Some cherry orchardists in The Dalles, Ore., where the temperature broke 118 degrees this summer, lost 50% of their crop this year, according to Thompson.
It’s difficult to measure the broader impact climate change may have on U-pick operations around the Columbia River Basin.
According to a Travel Oregon marketing report, “the research related to spending associated with agritourism is scant, mostly old, and uses different methodologies.” Because agritourism activities are so broad—from an hour picking raspberries at a U-pick farm to visiting a winery to embarking on a week-long farm-based culinary course—“there is no typical spending amount.”
Agritourism is defined by Travel Oregon as “any activity that generates supplemental income for working farms and ranches by connecting their resources and products with visitors.”
Climate change isn’t just resulting in hotter days but also hotter nights.
In the future, this could alter the types of fruits historically grown in the Gorge.
“Apples need cool nights to color, so without those cool nights, we might not get nice red apples, especially things like honeycrisps,” says Thompson. “It also means the trees don’t get a break from this heat stress and they may not be recovering as quickly or easily because they’re still losing water.”
Even higher elevations may no longer be enough to shield crops from consecutive days of triple-digit heat. Just ask Randy Kiyokawa, who has been farming apples, pears and other fruits for more than three decades at his family farm about 2,000 feet above sea level in Parkdale, Ore.
“The intensity of the heat and the number of days of 100 degrees-plus, I’ve never experienced that in my time of farming,” says Kiyokawa.
Although the U-pick season doesn’t start at Kiyokawa Family Orchards until the second week of July, the heat wave in late June scorched about 10% of this year’s harvest of honeycrisp apples, according to Kiyokawa, who was able to salvage the sunburned fruit by pressing it into cider for purchase.
Kiyokawa thinks climate change has accelerated when his crops ripen for harvest.
“It seems like the harvest date has moved up five to seven days, if not more, in certain years,” he says.
Inventing ‘sunscreen’ for trees
It’s not possible to say when the next heat wave or extreme weather event will strike, decimating a harvest in its wake. Some remain optimistic about coming weather patterns. Others see a dire future.

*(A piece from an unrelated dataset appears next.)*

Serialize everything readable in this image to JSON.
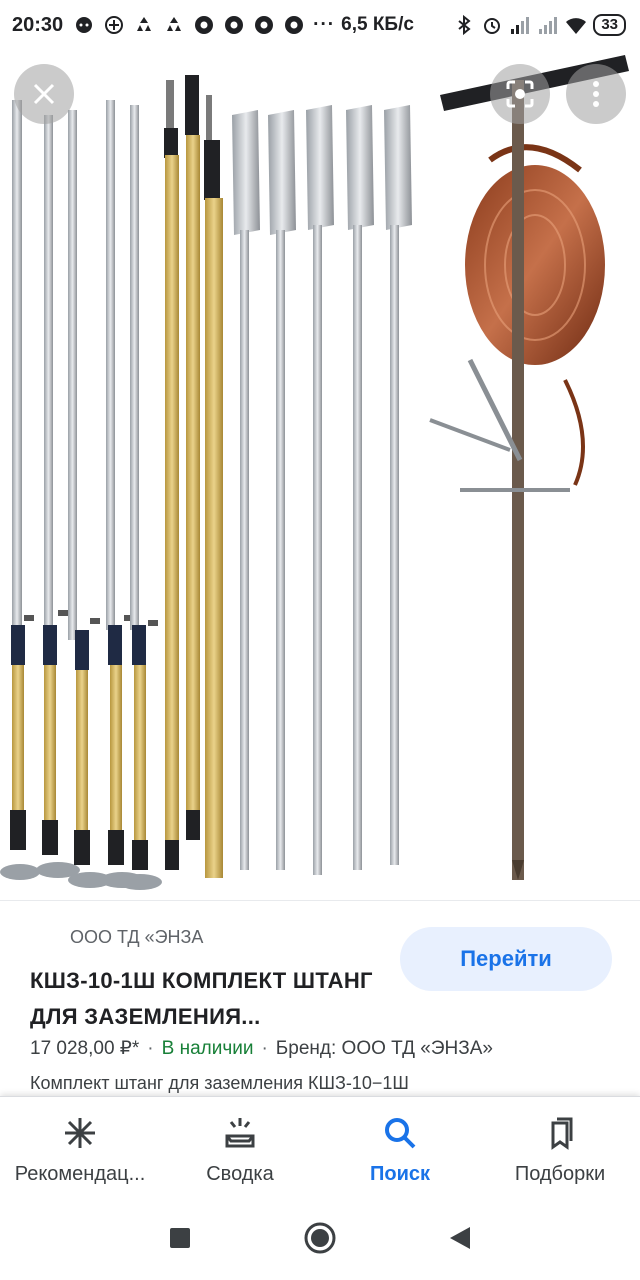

“People are billing this as a once in a lifetime event. I don’t think that’s true. I think this will happen again and I think we need to be prepared for it,” says Thompson.
Thompson and her OSU colleagues are researching various cherry rootstocks for resilience, growing orientations and irrigation management strategies that could help minimize heat stress on plants.

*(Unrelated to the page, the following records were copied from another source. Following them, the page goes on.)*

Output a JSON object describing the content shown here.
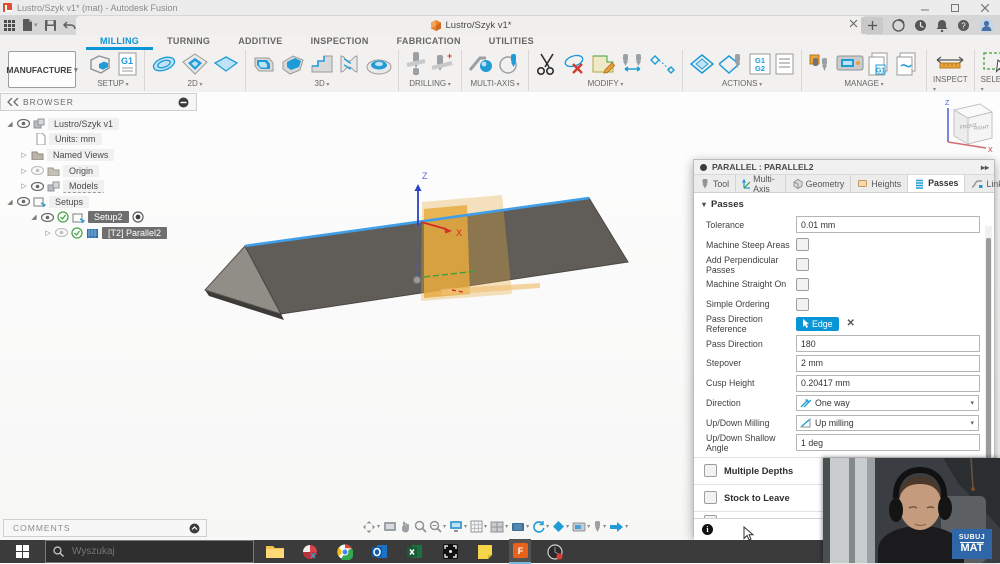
{
  "window": {
    "title": "Lustro/Szyk v1* (mat) - Autodesk Fusion"
  },
  "document_tab": {
    "label": "Lustro/Szyk v1*"
  },
  "ribbon": {
    "workspace": "MANUFACTURE",
    "tabs": [
      {
        "label": "MILLING",
        "active": true
      },
      {
        "label": "TURNING"
      },
      {
        "label": "ADDITIVE"
      },
      {
        "label": "INSPECTION"
      },
      {
        "label": "FABRICATION"
      },
      {
        "label": "UTILITIES"
      }
    ],
    "groups": [
      {
        "label": "SETUP",
        "icons": [
          "setup-icon",
          "operations-doc-icon"
        ]
      },
      {
        "label": "2D",
        "icons": [
          "adaptive2d-icon",
          "pocket2d-icon",
          "face-icon"
        ]
      },
      {
        "label": "3D",
        "icons": [
          "adaptive-clearing-icon",
          "pocket-clearing-icon",
          "steep-shallow-icon",
          "parallel-icon",
          "morphed-spiral-icon"
        ]
      },
      {
        "label": "DRILLING",
        "icons": [
          "drill-icon",
          "thread-mill-icon"
        ]
      },
      {
        "label": "MULTI-AXIS",
        "icons": [
          "swarf-icon",
          "rotary-contour-icon"
        ]
      },
      {
        "label": "MODIFY",
        "icons": [
          "trim-icon",
          "delete-passes-icon",
          "edit-boundary-icon",
          "probe-icon",
          "point-compare-icon"
        ]
      },
      {
        "label": "ACTIONS",
        "icons": [
          "simulate-icon",
          "post-process-icon",
          "g1g2-icon",
          "setup-sheet-icon"
        ]
      },
      {
        "label": "MANAGE",
        "icons": [
          "tool-library-icon",
          "machine-library-icon",
          "post-library-icon",
          "template-library-icon"
        ]
      },
      {
        "label": "INSPECT",
        "icons": [
          "measure-icon"
        ]
      },
      {
        "label": "SELECT",
        "icons": [
          "select-icon"
        ]
      }
    ],
    "g1": "G1",
    "g2": "G2"
  },
  "browser": {
    "header": "BROWSER",
    "items": [
      {
        "label": "Lustro/Szyk v1"
      },
      {
        "label": "Units: mm"
      },
      {
        "label": "Named Views"
      },
      {
        "label": "Origin"
      },
      {
        "label": "Models"
      },
      {
        "label": "Setups"
      },
      {
        "label": "Setup2"
      },
      {
        "label": "[T2] Parallel2"
      }
    ]
  },
  "viewcube": {
    "front": "FRONT",
    "right": "RIGHT",
    "z": "Z",
    "x": "X"
  },
  "scene": {
    "z_label": "Z",
    "x_label": "X"
  },
  "dialog": {
    "title": "PARALLEL : PARALLEL2",
    "tabs": [
      {
        "label": "Tool"
      },
      {
        "label": "Multi-Axis"
      },
      {
        "label": "Geometry"
      },
      {
        "label": "Heights"
      },
      {
        "label": "Passes",
        "active": true
      },
      {
        "label": "Linking"
      }
    ],
    "section_title": "Passes",
    "fields": [
      {
        "label": "Tolerance",
        "value": "0.01 mm"
      },
      {
        "label": "Machine Steep Areas",
        "checked": false
      },
      {
        "label": "Add Perpendicular Passes",
        "checked": false
      },
      {
        "label": "Machine Straight On",
        "checked": false
      },
      {
        "label": "Simple Ordering",
        "checked": false
      },
      {
        "label": "Pass Direction Reference",
        "chip": "Edge"
      },
      {
        "label": "Pass Direction",
        "value": "180"
      },
      {
        "label": "Stepover",
        "value": "2 mm"
      },
      {
        "label": "Cusp Height",
        "value": "0.20417 mm"
      },
      {
        "label": "Direction",
        "value": "One way"
      },
      {
        "label": "Up/Down Milling",
        "value": "Up milling"
      },
      {
        "label": "Up/Down Shallow Angle",
        "value": "1 deg"
      }
    ],
    "sections": [
      {
        "label": "Multiple Depths",
        "checked": false
      },
      {
        "label": "Stock to Leave",
        "checked": false
      }
    ]
  },
  "comments": {
    "label": "COMMENTS"
  },
  "view_toolbar": {
    "icons": [
      "orbit-icon",
      "look-at-icon",
      "pan-icon",
      "zoom-icon",
      "fit-icon",
      "display-settings-icon",
      "grid-icon",
      "viewports-icon",
      "toolpath-display-icon",
      "regenerate-icon",
      "simulate-icon",
      "machine-icon",
      "tool-icon",
      "post-icon"
    ]
  },
  "taskbar": {
    "search_placeholder": "Wyszukaj",
    "icons": [
      "start-button",
      "file-explorer-icon",
      "paint-icon",
      "chrome-icon",
      "outlook-icon",
      "excel-icon",
      "capture-icon",
      "sticky-notes-icon",
      "fusion-icon",
      "recorder-icon"
    ]
  },
  "webcam": {
    "badge_top": "SUBUJ",
    "badge_bottom": "MAT"
  },
  "colors": {
    "accent_blue": "#0a96d6",
    "selection_gray": "#6f6f6f",
    "chip_blue": "#0a96d6",
    "taskbar_bg": "#3b3b3b",
    "badge_blue": "#2f66a7",
    "highlight_edge": "#3f9ee8",
    "plane_orange": "#e8a93e"
  }
}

She’s also studying how substances like fatty acids, calcium carbonate and kaolin clay could be applied as a kind of sunscreen, providing a layer of heat and sun protection on apple and pear trees.
But some farmers think the future of farming in the Gorge will rely less on new technologies and more on hard choices about what kinds of crops are grown, especially with more than 90% of the Pacific Northwest currently experiencing drought, according to the National Integrated Drought Information System.
“Our interest is in farming ever drier,” says McCormick. “We grow grapes because they are very tolerant of drought … so I’d go in that direction rather than planting more cherries.”
In the short term, U-pick farms and fruit stands will continue to play a vital role in Columbia River Basin agritourism. But the experience of picking your own fruit could very well shift for both growers and pickers alike in coming years.
“We need to think about how we grow our crops and what we are growing here and how that may change,” says Thompson. “And I’m concerned about us having just a couple of farms left who can afford to change their practices in the ways we might have to.”
Sheraz Sadiq is an award-winning journalist and producer based in Hood River, Oregon. He’s produced videos and reported on topics including climate change, self-driving cars, criminal justice and edible insects.